Erin at Work
I used to complain a lot about being a graduate student: having to walk all over kingdom come to get from class to class, about the inconsistent scheduling, etc. About just getting in the groove of doing one thing and then having to switch gears and do something else.
Now that I’ve had to reorient myself into the 8 to 5 world, I’m remembering the positive points of student life. There really is something to be said for being able to change up what you’re doing every 2-3 hours. Even if I was doing the same work all day, I could transfer myself after a few hours in my campus office to a seat in the library, and be relatively re-energized. Eight hours is a long time to sit anywhere, but especially in a corporate cube. Especially for someone as easily distractable as me.
Here are some of my cubicle-dwelling idiosyncrasies.
I fidget constantly in my desk chair. It’s partially my feet; I am more comfortable when they are elevated. When I sit at home I have them on the couch or on the coffee table 90% of the time. The last time I worked in an office, I kept a crate under the desk that I could rest my feet on. At my current job, I’ve not found anything of adequate size and stability that isn’t being used, you know, for what it’s used for.

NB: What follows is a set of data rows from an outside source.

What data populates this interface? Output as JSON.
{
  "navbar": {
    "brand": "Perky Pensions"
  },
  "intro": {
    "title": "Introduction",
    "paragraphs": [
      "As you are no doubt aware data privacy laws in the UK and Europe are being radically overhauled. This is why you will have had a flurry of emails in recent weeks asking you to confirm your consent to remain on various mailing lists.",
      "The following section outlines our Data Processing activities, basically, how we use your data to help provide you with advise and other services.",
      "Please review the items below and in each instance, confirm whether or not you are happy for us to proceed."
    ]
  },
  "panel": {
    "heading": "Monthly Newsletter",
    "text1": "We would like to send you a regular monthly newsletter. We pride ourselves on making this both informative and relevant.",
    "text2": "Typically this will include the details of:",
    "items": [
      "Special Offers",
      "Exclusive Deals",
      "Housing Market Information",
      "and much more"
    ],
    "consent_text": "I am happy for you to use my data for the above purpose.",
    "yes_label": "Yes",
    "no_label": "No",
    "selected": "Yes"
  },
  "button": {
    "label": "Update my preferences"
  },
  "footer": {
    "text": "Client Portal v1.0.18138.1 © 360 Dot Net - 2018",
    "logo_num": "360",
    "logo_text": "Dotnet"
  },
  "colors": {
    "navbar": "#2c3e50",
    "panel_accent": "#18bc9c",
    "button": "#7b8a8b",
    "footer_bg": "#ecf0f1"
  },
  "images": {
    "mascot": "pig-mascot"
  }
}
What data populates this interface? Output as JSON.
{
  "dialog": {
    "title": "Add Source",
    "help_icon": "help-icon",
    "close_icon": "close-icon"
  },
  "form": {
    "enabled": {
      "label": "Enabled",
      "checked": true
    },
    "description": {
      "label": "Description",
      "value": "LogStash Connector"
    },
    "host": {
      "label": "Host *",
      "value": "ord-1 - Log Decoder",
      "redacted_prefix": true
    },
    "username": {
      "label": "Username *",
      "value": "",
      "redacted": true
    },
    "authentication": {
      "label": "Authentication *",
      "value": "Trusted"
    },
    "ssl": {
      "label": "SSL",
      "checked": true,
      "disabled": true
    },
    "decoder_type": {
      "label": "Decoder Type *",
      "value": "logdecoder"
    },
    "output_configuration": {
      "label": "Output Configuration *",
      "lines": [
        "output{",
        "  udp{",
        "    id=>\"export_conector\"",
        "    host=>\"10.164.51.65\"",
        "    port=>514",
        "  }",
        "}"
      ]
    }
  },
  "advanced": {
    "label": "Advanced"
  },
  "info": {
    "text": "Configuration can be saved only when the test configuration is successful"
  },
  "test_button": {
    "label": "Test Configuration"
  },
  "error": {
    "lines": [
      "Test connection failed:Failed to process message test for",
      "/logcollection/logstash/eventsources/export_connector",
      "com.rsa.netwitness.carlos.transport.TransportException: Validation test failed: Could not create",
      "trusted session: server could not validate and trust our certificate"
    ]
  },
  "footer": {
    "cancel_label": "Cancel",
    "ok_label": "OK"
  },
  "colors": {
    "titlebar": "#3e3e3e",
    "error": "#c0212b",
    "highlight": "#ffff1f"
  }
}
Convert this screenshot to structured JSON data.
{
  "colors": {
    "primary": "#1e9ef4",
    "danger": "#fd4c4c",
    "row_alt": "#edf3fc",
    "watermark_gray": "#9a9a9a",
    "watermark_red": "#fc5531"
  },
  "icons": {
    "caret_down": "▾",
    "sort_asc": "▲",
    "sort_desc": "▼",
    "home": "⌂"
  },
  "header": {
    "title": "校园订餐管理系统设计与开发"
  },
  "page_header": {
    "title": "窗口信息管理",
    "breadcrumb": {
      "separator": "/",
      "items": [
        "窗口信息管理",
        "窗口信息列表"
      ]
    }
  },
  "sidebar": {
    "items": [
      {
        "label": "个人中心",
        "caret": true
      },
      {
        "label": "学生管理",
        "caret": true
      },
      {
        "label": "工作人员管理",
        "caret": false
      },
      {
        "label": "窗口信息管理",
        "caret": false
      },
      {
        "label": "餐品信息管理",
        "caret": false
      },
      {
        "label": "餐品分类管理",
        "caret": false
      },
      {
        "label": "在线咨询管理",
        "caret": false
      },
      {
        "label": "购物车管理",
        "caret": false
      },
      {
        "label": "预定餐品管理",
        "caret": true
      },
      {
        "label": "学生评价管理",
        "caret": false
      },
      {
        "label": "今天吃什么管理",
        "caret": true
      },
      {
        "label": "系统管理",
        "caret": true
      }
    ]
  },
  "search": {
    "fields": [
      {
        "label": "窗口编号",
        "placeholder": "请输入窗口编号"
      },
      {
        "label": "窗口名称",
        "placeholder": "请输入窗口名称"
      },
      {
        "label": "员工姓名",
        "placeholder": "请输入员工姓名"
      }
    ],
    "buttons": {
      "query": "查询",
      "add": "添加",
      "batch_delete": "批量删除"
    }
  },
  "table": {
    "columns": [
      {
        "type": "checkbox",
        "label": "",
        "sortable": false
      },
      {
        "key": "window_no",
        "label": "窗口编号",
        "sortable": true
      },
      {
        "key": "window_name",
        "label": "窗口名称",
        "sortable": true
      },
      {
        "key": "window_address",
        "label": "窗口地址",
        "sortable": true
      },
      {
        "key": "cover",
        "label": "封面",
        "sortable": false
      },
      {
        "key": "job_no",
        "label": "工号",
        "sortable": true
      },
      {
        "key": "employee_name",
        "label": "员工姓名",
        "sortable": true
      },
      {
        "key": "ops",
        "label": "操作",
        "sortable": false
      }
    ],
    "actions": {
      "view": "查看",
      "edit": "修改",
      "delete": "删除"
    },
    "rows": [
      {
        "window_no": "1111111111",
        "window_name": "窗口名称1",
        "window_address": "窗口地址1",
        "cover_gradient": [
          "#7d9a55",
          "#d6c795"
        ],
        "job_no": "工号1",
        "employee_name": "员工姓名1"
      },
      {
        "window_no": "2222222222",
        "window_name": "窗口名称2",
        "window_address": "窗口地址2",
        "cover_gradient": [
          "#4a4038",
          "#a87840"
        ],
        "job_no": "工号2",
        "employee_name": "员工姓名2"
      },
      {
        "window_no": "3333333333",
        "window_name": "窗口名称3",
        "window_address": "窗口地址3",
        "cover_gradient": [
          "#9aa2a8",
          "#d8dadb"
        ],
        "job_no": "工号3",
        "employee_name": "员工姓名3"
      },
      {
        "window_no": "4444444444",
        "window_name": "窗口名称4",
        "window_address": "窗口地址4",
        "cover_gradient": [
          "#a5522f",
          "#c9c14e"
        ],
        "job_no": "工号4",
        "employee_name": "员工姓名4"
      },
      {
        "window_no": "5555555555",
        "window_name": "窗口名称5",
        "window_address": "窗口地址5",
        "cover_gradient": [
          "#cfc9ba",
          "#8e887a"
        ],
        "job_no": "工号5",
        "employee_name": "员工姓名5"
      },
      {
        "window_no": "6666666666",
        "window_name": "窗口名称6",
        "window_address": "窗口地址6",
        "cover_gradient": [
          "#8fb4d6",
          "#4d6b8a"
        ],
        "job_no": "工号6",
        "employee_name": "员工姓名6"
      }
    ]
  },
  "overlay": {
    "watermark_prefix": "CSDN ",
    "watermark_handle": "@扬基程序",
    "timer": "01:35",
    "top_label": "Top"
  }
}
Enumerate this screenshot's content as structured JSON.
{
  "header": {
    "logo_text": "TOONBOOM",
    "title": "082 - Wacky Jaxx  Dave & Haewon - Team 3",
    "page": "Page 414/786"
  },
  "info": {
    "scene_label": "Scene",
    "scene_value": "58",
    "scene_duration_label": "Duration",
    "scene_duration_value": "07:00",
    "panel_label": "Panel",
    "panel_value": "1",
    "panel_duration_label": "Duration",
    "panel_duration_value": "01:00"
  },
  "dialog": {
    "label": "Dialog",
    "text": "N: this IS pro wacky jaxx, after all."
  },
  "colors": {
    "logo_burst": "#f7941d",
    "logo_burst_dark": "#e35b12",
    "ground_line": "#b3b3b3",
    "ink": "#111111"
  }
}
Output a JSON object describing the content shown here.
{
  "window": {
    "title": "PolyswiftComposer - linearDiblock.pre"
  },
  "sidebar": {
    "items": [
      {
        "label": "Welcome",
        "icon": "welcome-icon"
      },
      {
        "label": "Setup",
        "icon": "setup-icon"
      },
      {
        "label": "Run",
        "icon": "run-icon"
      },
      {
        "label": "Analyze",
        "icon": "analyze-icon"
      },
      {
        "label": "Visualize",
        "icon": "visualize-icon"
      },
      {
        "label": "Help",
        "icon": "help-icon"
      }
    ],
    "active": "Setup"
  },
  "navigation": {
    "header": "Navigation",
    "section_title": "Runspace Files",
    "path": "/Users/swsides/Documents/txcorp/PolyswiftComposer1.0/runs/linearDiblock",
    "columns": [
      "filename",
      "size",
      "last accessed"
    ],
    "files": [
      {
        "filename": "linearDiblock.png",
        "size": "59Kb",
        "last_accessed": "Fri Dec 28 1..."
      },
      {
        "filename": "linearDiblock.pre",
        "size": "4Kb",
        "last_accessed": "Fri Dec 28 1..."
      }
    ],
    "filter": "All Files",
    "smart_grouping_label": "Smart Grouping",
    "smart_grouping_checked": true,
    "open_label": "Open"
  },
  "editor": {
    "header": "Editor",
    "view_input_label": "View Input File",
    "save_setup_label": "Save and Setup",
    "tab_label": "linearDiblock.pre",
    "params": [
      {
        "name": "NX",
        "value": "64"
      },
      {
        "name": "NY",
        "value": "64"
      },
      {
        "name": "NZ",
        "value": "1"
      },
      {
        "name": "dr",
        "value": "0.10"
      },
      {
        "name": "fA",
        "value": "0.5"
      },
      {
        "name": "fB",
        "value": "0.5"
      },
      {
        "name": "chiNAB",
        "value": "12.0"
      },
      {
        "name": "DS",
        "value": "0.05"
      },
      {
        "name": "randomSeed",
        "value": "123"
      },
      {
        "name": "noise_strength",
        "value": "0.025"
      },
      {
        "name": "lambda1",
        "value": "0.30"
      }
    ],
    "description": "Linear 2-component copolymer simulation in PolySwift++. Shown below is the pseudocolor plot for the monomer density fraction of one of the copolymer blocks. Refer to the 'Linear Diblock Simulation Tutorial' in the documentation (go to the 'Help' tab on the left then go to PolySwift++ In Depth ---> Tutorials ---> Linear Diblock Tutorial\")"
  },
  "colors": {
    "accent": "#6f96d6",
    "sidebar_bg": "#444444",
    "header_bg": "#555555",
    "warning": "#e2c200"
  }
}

I get sleepy easily. Like every office in the developed world, the temp here swerves wildly depending on who is in and on shift at a given moment. My office is right next to a warehouse, so ‘too cold’ is frequent. Something strange about me is that I get drowsy when chilled. I have biology teachers and the like who have tried to convince me that this is not possible, that the human body gets drowsy in a warm environment and that, being a proper homosapien and not a mutant, I should be the same. It is a true mystery why I am not. My best attempts to combat sleepiness involve a work sweater and hot tea.
I drink anywhere between 3-5 cups of hot tea a day, even though I have to boil the water in the microwave, which is sort of a minor travesty. In a related story, I visit the bathroom about 3 times a day, too. Sometimes I will put my mug of water in the microwave, set it up for 60 seconds, then hit the bathroom, and then return to the kitchen to pick up my boiled water. Wait a few hours, repeat.
I snack constantly. I bring granola bars and pretzels and Pop Tarts and graham crackers and enough of it to last all day, spend the whole morning finishing them (and sometimes my lunch too) and the whole afternoon craving what I haven’t got left. (Honestly, I’m not hungry. I should just start chewing paper. I probably wouldn’t notice the difference.) (And no, I don’t like gum.) It reminds me of that episode of The West Wing where Sam takes Ainsley Hayes to that meeting and she keeps chattering about how hungry she is, and how she already ate that day’s lunch. In the meeting, she keeps drawing attention to like, a muffin platter, and when she leaves, she takes some. Sam is humiliated. As for me, that was kinda the only time I ever liked that character. (Oh, that time, and also the time the president caught her singing in her office.)
I sing in the office. No, kidding. But I do have my headphones in constantly, and I do hum uncontrollably with my music. While listening to music I am also easily startleable. Anyone who has ever lived with me can vouch for this as well. (Because I needed some direction if I was going to listen to music all day, I started listening to my complete iTunes library by letter. Then, I started constructing an ABC mix, which is almost done. More on that later!)
I clip my fingernails at my desk. I know, GROSS. But I have this incredibly prominent nervous tic where I pick and tear at my fingernails (again: ask anyone who has lived with me), and if I can’t get up and walk around, I do it more. I even manage it around almost continuous typing. To combat this behavior, I bought a half dozen pairs of clippers, and, in addition to having one in every room of my apartment, I also have one in a cupholder in my car, and one in a pocket in my purse, and that’s the one I use at the office. Clipping, you see, at least precludes the “pick pick pick” sound and the inevitable bleeding that follows. I properly dispose of all nail clippings. I have never brushed or flossed my teeth at my desk, removed my shoes for any reason, or applied any cosmetics excepting hand lotion. So, cut me some slack.
I don’t buy my lunch too often (I’m only budgeted to do so about once a week) and I don’t leave the building at lunchtime very much, either. Usually I sit in the break room and read. Some days I will go out to my car and nap in the driver’s seat. Today was one of those days.
I listen shamelessly to the sales and service calls going on around me. They are frequently hilarious, when the customer is being belligerent or moronic. I have done customer service and I recognize my co-workers’ hard work and restraint. Who among us hasn’t said, “Thanks for calling, sir, and I’m sorry we couldn’t help you with your problem,” then hung up and said, “Also, I’m sorry you’re SUCH A JACKHOLE.”
I started here with ten office pens on my desk, but they secretly wanted to be home pens. They smuggle themselves into my work bag and on my person and have one-by-one relocated themselves to my apartment, entirely without design on my part. At work I have one left. This week will probably have to be the week I finally ask where the office supplies are.